Fairfax's Next Target
Fairfax County in Northern Virginia has spent decades building a tech scene that helps put the DC region on the tech hub map. But it sees a hole that can be filled with a new Northeast presence.Jerry Gordon
will be perfecting his Boston accent as the Fairfax County Economic Development Authority he runs establishes a presence there to woo companies
. Rasky Baerlein Strategic Communications has been hired to run the Boston marketing efforts. (One of its VPs is a product of the county's public schools.) The strategy is not to move Boston businesses to the county but to offer them a place for expansion
. The pitch to Boston's large biotech
community will focus on the county as a hub for the confluence of IT and life sciences.
Fairfax's Maryland neighbor has long been home to biotech and life sciences, but Jerry doesn't think the county's Boston strategy will ruffle any feathers
. He sees Maryland as more of a science hub, whereas Northern Virginia's strengths are personalized medicine
research, as well as a large IT community. Fairfax has been laying down roots in other big cities like LA and London for 20 years, resulting in nearly 400 foreign-owned businesses
coming to the county and 25,000
in direct employment.
Don't Mess With Maryland?
Fairfax County may have a tougher time wooing Maryland tech workers
. A recent study found that Maryland is one of the top five hardest states to recruit tech workers for jobs out of the state. Only one-third
are willing to relocate for work and two-thirds

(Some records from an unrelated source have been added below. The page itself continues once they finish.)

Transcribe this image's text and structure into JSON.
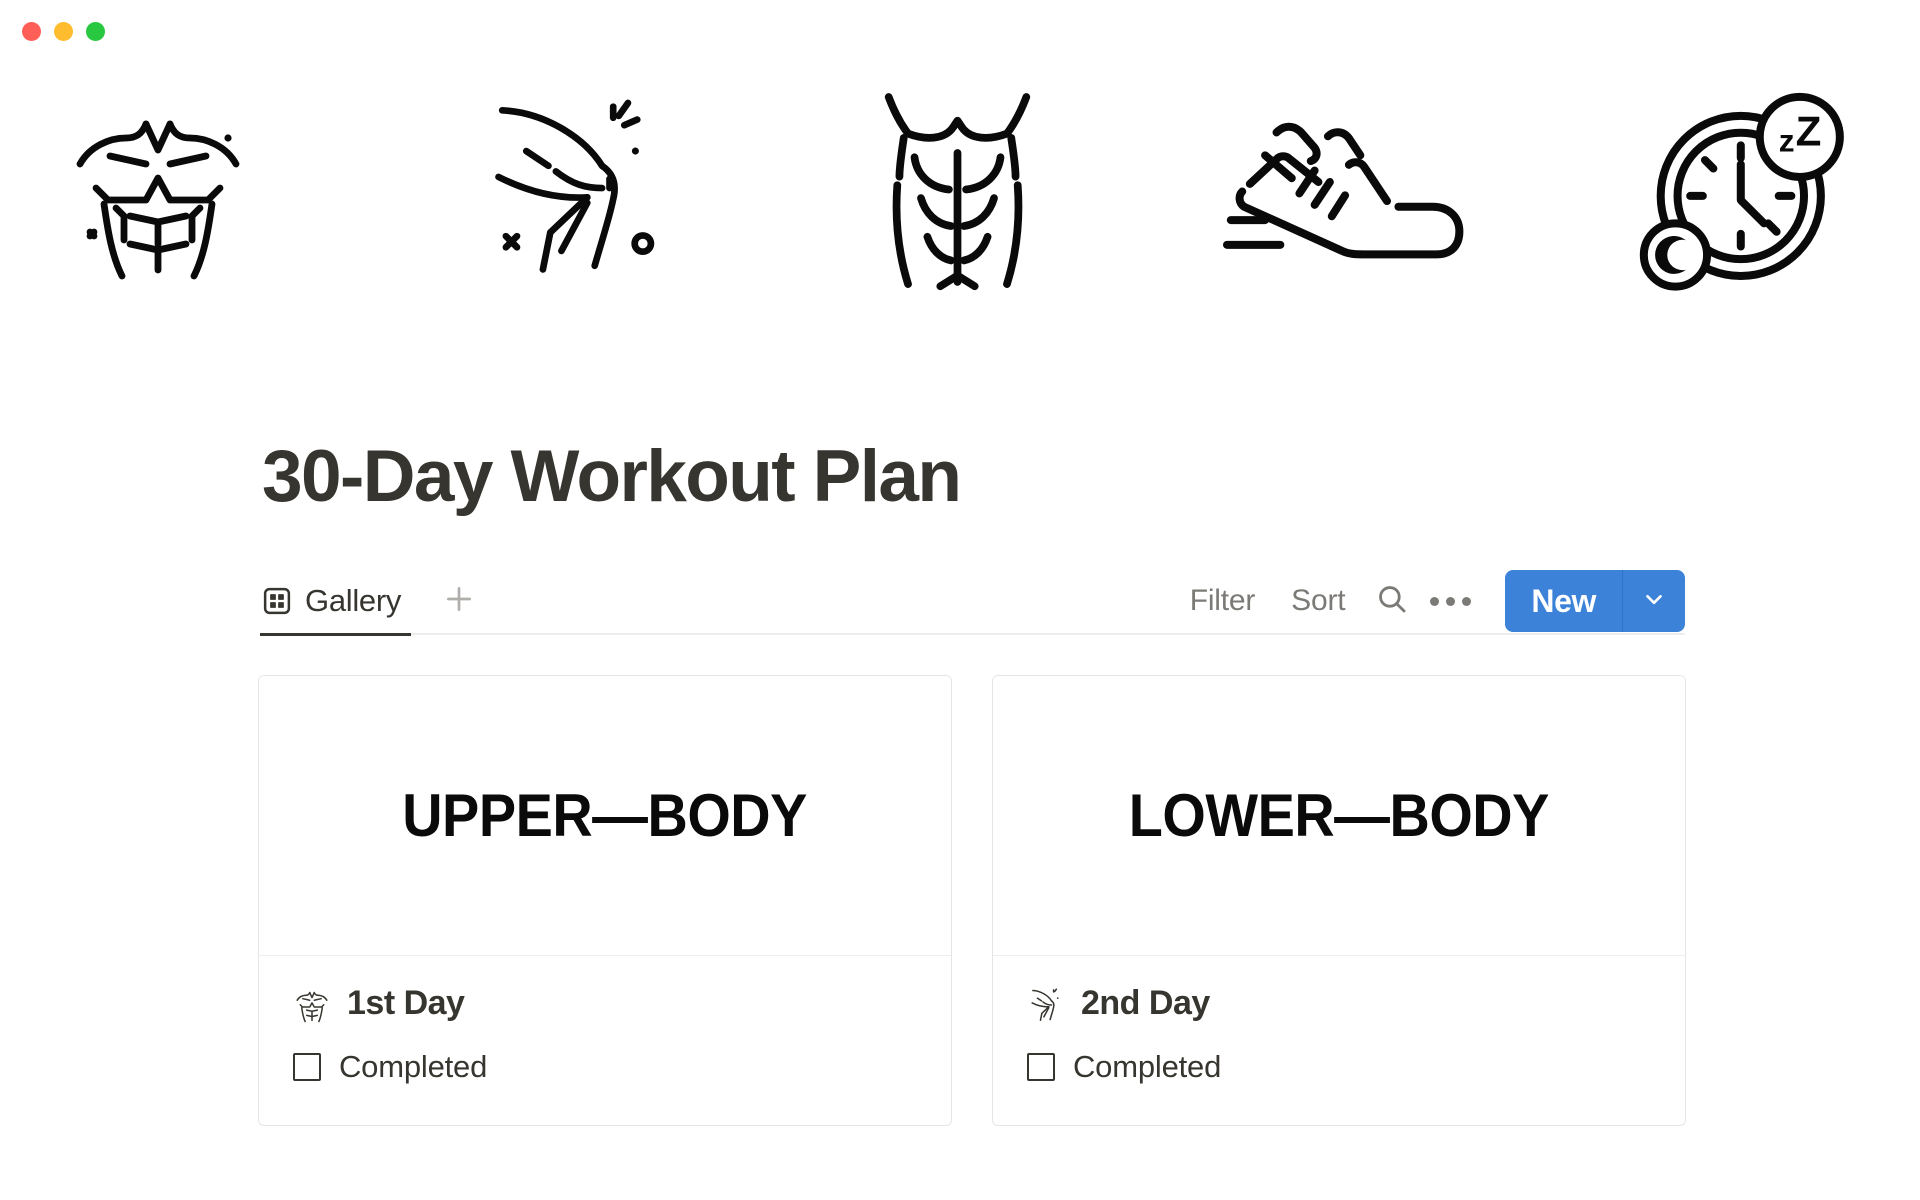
{
  "window": {
    "traffic_lights": [
      {
        "name": "close",
        "color": "#FF5F57"
      },
      {
        "name": "minimize",
        "color": "#FEBC2E"
      },
      {
        "name": "zoom",
        "color": "#28C840"
      }
    ]
  },
  "cover": {
    "icons": [
      {
        "name": "chest-muscle-icon",
        "label": "Chest / pecs muscle"
      },
      {
        "name": "flexing-arm-icon",
        "label": "Flexing arm muscle"
      },
      {
        "name": "abs-six-pack-icon",
        "label": "Abs six pack"
      },
      {
        "name": "running-sneaker-icon",
        "label": "Running sneaker"
      },
      {
        "name": "sleep-clock-icon",
        "label": "Sleep clock zZ"
      }
    ]
  },
  "page": {
    "title": "30-Day Workout Plan"
  },
  "toolbar": {
    "view_tab_label": "Gallery",
    "view_tab_icon": "grid-icon",
    "add_view_icon": "plus-icon",
    "filter_label": "Filter",
    "sort_label": "Sort",
    "search_icon": "search-icon",
    "more_icon": "ellipsis-icon",
    "new_label": "New",
    "new_caret_icon": "chevron-down-icon",
    "accent_color": "#3B82D8"
  },
  "gallery": {
    "cards": [
      {
        "media_text": "UPPER—BODY",
        "emoji": "chest-muscle-icon",
        "title": "1st Day",
        "checkbox_label": "Completed",
        "checked": false
      },
      {
        "media_text": "LOWER—BODY",
        "emoji": "flexing-arm-icon",
        "title": "2nd Day",
        "checkbox_label": "Completed",
        "checked": false
      }
    ]
  }
}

of Maryland IT people say they could find a new job this year. Tech workers in Georgia, Minnesota, Delaware, and North Carolina are also more unwilling to move, according to the Dice study. The easiest to lure
: tech folks in Louisiana, Kentucky, Tennessee, South Carolina, and Alabama. (We're beginning to think tech nerds don't care about states with great college basketball. Look for more on that in this month's Obvious Bisnow
Ambit Expands In the Face of Danger
Sequestration is forcing lots of government contractors to suffer quietly
as they wait. But The Ambit Group is expanding
its square footage by 30%. Its new CEO Kim Hayes
(right), who took over after founder John Condon moved to the board chair role, tells us the Reston, Va.-based IT management consulting firm has been growing through contracts that help agencies analyze
what's working in their IT portfolios, big IT consolidation
projects, and data management
programs. The woman-owned, service-disabled, vet-owned small business celebrated its 9th birthday Friday at the new HQ, which Newmark Grubb Knight Frank managing director Donna Koski
chats with Ambit president Lou Kerestesy
. At just under $25M
in revenue, the company has been building a health IT team
that includes clinicians and people with DOD health backgrounds. The company now has two years' worth of smaller health projects, including establishing virtual health
plans for federal workers. As someone with Type 2 diabetes, Kim says the new focus is personal. The company has also been building its cybersecurity
work and recently positioned itself to start competing for prime
spots on contracts. Kim says Ambit got into cybersecurity work through partnerships and worked on building high performance ratings to be able to compete as a prime.
Tech solutions VP Doug Berry, PMP director Tom Oates, and COO Bob Nunnally discuss Ambit's new 10k
square foot space, which includes a large training room for client working sessions and a SCIF
(Sensitive Compartmentalized Information Facility) that will help the young company win more cyber work. (And add a cool vocabulary word to water-cooler convo.) Kim says the new office is strategically located
within walking distance of the future Reston Metro
stop, which will be a recruiting and retention tool, as well as an easier way for employees and clients to get to and from Washington.
NASA Keeping Tabs On Weather
If you think thunderstorms are scary
for your dog, imagine what they do for the people at NASA in charge of aircraft operations and rocket launches. Earth NetworksSM was recently chosen by the agency's Wallops Flight Facility at Goddard to provide total lightning data
to let operators know about severe weather before it actually happens. Info from the Germantown, Md., company could lead NASA to delay launches
. Earth NetworksSM federal programs VP Bill Callahan
says NASA was using outdated lightning detection tech that was getting harder to maintain.
Wallops is a new customer for Earth NetworksSM, but the company operates weather stations
and provides intel to 33 million monthly users though its WeatherBug products. One of its biggest federal customers
is the National Weather Service, but it also provides data to the Air Force's weather agency. Bill tells us the company is also focusing on providing data to the FAA
as it modernizes the National Airspace System
. Sequestration is on the company's radar, but Bill says, "weather has a huge impact on our economy
and everyone is looking to the latest technology to do more in terms of observations."
Do you hide under the bed or fly a kite when it storms? Tell firstname.lastname@example.org.